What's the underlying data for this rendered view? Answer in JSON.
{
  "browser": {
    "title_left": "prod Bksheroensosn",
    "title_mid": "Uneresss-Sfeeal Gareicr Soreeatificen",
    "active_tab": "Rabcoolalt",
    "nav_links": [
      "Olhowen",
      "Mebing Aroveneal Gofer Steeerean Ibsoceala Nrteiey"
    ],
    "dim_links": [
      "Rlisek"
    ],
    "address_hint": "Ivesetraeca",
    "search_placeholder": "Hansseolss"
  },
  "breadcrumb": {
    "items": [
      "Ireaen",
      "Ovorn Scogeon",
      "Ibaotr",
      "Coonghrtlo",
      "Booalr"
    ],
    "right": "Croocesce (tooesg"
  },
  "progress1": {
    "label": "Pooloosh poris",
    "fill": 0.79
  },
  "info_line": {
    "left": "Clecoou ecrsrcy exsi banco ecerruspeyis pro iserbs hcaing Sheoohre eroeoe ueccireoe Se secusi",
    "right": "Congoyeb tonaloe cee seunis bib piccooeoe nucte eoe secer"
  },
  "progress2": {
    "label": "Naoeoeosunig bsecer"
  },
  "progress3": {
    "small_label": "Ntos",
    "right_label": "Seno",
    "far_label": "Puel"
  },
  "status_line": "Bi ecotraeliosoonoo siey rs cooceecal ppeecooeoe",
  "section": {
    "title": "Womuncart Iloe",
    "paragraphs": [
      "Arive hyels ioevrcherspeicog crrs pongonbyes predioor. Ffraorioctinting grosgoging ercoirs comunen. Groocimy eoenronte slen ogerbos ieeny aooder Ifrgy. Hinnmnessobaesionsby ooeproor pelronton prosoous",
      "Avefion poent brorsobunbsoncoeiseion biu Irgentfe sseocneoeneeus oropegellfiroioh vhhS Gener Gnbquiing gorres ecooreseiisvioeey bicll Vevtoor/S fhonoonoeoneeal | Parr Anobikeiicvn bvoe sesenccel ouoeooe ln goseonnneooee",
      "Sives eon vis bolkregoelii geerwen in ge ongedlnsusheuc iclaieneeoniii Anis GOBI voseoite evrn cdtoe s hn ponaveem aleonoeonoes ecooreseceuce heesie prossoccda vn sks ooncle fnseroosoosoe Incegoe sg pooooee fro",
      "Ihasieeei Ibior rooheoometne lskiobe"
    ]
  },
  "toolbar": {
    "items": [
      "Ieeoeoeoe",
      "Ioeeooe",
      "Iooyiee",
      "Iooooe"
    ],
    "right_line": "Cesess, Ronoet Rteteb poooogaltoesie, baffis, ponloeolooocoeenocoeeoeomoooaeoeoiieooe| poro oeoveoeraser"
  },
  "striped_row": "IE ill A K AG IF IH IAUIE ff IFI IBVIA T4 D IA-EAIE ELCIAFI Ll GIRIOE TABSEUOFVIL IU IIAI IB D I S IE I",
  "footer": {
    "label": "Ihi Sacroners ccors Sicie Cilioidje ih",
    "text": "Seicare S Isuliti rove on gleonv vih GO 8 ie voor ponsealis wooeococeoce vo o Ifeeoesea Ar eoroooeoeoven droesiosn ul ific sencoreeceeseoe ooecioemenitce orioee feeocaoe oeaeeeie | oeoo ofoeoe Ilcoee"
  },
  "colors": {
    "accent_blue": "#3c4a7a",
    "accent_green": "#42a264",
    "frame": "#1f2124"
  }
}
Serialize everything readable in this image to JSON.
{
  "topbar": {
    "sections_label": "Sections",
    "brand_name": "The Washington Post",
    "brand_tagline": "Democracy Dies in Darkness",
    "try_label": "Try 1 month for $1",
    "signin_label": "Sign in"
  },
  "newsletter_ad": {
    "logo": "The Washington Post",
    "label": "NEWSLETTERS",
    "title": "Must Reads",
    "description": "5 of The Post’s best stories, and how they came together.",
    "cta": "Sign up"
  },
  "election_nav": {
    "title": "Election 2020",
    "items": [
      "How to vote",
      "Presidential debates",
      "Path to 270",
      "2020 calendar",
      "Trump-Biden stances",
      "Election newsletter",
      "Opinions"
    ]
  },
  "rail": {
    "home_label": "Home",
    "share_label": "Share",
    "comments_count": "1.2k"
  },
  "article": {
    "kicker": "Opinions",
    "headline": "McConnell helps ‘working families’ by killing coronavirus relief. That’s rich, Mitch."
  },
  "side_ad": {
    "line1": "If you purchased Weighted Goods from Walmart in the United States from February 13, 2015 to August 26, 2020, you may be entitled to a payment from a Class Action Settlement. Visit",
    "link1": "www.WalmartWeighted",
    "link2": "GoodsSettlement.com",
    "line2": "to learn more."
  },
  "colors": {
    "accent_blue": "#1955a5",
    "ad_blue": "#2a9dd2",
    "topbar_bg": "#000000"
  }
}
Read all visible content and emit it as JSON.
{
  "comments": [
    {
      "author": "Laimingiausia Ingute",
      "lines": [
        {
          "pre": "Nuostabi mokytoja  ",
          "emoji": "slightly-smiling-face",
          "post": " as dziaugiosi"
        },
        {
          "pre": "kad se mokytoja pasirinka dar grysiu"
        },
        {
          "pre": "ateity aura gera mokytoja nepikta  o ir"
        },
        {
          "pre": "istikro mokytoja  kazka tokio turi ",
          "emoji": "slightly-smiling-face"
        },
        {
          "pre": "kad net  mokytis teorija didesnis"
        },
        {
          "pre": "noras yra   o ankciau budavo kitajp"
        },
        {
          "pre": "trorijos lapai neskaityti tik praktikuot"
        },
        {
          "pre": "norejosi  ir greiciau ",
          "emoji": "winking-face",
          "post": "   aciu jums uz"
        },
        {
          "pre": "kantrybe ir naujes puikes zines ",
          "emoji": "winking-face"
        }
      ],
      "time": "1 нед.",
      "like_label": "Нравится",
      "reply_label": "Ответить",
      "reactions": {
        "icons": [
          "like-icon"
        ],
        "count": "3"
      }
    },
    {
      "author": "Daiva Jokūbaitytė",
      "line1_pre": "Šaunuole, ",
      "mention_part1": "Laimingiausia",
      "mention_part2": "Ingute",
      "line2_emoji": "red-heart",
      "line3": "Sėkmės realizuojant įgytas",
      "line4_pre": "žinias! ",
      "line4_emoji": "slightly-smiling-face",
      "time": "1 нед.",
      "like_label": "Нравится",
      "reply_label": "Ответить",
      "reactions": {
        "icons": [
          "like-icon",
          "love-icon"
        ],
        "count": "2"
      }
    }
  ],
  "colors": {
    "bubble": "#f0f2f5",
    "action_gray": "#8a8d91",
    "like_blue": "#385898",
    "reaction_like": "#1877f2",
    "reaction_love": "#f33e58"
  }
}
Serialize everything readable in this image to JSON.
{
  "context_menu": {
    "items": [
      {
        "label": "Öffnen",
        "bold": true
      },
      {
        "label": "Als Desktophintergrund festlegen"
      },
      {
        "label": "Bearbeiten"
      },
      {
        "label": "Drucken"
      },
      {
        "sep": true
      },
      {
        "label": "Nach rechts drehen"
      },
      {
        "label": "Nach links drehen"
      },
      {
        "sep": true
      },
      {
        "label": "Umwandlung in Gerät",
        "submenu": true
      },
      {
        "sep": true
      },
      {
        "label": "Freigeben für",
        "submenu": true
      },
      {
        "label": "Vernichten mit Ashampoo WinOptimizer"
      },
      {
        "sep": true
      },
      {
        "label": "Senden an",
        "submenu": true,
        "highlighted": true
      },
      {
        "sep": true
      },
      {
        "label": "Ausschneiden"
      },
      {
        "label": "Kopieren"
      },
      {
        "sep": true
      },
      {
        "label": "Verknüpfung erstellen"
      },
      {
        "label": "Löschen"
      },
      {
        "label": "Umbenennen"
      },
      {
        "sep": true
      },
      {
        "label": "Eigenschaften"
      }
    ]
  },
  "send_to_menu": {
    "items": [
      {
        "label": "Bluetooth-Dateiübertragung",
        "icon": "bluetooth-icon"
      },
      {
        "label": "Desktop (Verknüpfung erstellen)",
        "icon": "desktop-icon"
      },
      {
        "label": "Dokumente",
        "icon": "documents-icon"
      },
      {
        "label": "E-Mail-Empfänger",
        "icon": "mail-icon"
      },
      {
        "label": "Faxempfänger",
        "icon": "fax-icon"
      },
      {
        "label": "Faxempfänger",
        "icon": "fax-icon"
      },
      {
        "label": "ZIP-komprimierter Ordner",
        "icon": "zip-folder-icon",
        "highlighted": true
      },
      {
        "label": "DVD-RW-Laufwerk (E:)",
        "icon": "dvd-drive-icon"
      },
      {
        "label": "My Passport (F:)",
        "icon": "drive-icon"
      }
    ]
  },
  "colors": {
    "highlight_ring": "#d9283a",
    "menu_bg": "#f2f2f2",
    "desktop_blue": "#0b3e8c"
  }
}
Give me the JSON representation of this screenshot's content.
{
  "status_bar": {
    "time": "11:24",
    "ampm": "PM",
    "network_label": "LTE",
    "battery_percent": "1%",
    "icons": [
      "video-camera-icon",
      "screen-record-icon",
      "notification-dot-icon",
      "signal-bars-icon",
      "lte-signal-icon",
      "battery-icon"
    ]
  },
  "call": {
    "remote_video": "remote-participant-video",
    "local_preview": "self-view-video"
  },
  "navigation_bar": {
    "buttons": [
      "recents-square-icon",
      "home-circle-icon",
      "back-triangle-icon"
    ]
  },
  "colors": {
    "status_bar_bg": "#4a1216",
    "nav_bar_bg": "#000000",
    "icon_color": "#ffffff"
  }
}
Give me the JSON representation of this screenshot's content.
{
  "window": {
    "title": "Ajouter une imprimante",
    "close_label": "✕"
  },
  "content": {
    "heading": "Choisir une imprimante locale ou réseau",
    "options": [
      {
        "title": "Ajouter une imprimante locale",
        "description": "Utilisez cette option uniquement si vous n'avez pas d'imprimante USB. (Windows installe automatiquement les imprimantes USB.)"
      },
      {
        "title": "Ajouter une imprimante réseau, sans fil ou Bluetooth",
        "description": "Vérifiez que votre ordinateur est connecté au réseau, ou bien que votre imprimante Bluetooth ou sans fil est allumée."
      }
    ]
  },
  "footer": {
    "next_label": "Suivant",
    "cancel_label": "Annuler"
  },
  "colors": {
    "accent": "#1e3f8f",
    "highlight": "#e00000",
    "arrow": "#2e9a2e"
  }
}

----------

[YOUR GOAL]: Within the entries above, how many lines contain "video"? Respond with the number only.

[PROBLEM SOLUTION]: 3